### Your assignment
The answer should be each line from the entries below that has the word "description" in it.

### Study material
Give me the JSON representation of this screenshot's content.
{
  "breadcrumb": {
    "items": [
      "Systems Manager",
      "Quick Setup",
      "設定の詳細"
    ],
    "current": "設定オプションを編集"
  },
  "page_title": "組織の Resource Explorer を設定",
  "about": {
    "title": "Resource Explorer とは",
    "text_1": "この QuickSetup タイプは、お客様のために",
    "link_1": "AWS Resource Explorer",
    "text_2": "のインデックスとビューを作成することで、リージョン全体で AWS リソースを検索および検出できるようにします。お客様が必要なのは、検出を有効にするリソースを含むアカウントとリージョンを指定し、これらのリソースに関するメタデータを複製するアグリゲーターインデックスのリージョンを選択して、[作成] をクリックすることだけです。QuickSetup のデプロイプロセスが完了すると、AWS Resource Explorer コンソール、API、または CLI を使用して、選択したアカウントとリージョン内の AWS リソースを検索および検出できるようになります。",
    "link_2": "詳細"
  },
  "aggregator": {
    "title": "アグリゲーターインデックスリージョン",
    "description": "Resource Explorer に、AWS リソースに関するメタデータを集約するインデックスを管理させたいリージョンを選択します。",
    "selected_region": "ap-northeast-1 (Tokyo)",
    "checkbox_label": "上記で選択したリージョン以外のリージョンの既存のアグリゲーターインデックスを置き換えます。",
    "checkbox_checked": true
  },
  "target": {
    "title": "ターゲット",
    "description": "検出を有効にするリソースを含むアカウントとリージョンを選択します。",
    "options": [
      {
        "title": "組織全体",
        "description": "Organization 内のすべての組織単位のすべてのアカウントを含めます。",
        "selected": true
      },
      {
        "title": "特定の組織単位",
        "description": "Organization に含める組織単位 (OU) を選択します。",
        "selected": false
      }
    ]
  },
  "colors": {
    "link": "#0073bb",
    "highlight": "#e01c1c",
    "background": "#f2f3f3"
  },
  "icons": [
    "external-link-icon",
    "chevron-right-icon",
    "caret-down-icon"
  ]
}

### Written answer
    "description": "Resource Explorer に、AWS リソースに関するメタデータを集約するインデックスを管理させたいリージョンを選択します。",
    "description": "検出を有効にするリソースを含むアカウントとリージョンを選択します。",
        "description": "Organization 内のすべての組織単位のすべてのアカウントを含めます。",
        "description": "Organization に含める組織単位 (OU) を選択します。",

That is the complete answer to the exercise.